  • In some cases, words innocuous in themselves may bear another meaning which causes them to become defamatory. An ‘innuendo’ is the term used to describe words that are not defamatory in their natural and ordinary meaning but which may have a hidden meaning when put into context.
  • True (or legal) innuendo: in Tolley v Fry (1931) the House of Lords found that words which were totally innocent in their ordinary meaning transformed into a defamatory statement because of the extrinsic facts known to those to whom it was made. In Cassidy v Daily Mirror Newspapers Ltd (1929) the majority of the Court of Appeal held that the publication was capable of a defamatory meaning as it conveyed to reasonably minded people an aspersion on the claimant’s moral character.
  • False (or popular) innuendo: a false innuendo is where a defamatory inference can be drawn from the words themselves in their natural and ordinary meaning. The court does not have to be informed of any extrinsic facts to draw this inference.
  • In Lewis v Daily Telegraph (1964) Lord Reid pointed out that there is a great difference between saying that a man has behaved in a suspicious manner and saying that he is guilty of an offence. In considering the task of deciding how a reasonable person would view a statement containing a range of possible meanings, he said: “What the ordinary man, not avid for scandal, would read into the words complained of must be a matter of impression. I can only say that I do not think that he would infer guilt of fraud merely because an inquiry is on foot.”

Question 2

The Morning Star featured a story about Rory, the manager of an animal rescue centre, claiming that the centre is facing ruin because of his financial mismanagement. Even though the Morning Star published a prominent apology four days later, Rory has discovered that one of the centre’s donors has withdrawn its annual donation but refused to disclose the reason for this.

What is the likely effect of the apology on any potential claim in defamation which Rory may consider?



  • Defamation consists of the ‘publication’ of a statement bearing a ‘defamatory’ meaning which ‘refers’ to the claimant. There is no exhaustive definition of what makes a statement defamatory and various tests applied by the courts have proved unsatisfactory. The Defamation Act 2013 (which does not replace the existing law; some of its key provisions are already established in case law) provides that only cases involving ‘serious harm’ to the claimant’s reputation can be brought.
  • In Cooke v MGN Ltd (2014) the statements published in the article would have been defamatory under the old common law but on the Sunday following the publication, the newspaper published a prominent apology. The effect of the swift apology was found to eradicate or at least minimize any negative impression of the claimants created by the original article.
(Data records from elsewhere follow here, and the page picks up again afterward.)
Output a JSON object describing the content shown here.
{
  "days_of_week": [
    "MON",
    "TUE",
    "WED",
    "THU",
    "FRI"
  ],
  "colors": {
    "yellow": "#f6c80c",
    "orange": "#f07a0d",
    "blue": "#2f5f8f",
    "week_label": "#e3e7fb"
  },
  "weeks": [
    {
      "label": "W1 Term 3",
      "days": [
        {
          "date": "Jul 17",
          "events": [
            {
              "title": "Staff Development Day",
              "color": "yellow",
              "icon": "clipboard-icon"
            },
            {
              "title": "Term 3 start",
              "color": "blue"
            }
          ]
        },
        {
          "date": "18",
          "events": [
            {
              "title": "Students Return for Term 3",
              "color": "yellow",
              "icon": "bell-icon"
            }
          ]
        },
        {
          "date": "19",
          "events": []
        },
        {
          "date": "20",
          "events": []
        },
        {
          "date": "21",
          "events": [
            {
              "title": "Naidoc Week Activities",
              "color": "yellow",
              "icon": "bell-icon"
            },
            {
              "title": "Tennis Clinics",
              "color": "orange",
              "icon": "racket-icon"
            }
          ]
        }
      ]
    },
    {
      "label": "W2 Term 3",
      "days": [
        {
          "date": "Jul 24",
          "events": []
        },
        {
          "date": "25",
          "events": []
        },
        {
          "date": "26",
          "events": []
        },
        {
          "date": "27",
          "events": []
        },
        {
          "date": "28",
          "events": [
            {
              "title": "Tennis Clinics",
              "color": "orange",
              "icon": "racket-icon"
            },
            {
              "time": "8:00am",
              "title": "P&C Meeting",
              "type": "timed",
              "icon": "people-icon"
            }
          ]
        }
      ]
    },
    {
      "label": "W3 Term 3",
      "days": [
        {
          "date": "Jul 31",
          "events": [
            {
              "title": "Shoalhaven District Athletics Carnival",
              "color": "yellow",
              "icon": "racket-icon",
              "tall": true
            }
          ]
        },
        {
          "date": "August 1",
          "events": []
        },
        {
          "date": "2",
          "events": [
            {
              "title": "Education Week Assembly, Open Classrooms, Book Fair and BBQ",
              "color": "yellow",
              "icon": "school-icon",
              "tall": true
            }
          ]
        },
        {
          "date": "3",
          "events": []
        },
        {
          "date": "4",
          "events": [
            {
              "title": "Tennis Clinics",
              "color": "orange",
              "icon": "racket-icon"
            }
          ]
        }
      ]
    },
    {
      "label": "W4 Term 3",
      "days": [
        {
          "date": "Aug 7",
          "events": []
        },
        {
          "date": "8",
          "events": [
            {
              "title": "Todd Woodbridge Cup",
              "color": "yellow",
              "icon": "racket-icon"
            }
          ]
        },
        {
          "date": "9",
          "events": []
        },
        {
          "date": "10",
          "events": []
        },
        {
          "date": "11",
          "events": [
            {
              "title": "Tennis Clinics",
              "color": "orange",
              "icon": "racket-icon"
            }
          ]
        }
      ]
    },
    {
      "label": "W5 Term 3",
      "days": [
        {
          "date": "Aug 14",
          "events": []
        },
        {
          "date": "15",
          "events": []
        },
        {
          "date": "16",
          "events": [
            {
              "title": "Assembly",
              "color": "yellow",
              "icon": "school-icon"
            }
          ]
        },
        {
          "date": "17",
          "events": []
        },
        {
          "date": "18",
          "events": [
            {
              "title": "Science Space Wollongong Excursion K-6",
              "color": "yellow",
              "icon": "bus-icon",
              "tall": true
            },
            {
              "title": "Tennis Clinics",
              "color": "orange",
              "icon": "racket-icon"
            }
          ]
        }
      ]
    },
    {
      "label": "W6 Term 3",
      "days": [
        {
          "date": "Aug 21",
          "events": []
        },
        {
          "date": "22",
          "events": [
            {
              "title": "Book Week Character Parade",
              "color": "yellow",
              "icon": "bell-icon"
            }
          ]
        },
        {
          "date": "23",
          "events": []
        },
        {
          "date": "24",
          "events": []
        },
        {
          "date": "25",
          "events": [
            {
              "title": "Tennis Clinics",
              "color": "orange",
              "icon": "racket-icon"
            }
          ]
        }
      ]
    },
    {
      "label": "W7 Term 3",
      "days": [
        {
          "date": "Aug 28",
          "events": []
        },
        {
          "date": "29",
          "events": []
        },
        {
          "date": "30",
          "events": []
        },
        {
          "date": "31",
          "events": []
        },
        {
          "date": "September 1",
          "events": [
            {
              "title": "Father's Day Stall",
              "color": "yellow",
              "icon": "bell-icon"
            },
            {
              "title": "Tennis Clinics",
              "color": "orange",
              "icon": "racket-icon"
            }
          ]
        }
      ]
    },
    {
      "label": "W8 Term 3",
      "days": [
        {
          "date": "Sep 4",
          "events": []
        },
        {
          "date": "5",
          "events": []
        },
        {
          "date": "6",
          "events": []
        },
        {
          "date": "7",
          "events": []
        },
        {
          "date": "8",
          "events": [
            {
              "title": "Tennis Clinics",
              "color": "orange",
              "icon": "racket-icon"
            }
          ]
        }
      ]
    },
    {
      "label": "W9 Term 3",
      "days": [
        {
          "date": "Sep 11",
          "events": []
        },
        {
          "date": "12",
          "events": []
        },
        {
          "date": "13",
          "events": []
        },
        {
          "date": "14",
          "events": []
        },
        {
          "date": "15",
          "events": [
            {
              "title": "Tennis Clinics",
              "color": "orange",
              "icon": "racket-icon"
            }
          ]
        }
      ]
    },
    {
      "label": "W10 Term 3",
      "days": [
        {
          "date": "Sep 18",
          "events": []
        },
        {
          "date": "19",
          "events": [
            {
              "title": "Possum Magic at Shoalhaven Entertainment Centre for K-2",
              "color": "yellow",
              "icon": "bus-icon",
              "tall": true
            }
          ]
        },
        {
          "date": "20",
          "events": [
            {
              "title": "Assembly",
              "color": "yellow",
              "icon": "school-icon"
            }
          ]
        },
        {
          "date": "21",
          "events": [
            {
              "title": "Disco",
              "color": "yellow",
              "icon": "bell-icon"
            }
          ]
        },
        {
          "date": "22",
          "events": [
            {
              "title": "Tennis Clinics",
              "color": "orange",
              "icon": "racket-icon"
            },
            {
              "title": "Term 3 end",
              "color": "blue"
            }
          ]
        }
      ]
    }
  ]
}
In these circumstances the court held that the statement had failed to meet the serious harm threshold under s 1(1) of the 2013 Act. See Lachaux v Independent Press (2019) which clarifies the effect of s.1.
  • The question as to whether the animal rescue centre is a body that trades for profit needs to be considered. The scope for companies to sue for reputational damage is significantly limited by the Defamation Act 2013, section 1(2) which provides that harm to the reputation of a body that trades for profit is not ‘serious harm’ unless it has caused or is likely to cause that body serious financial loss.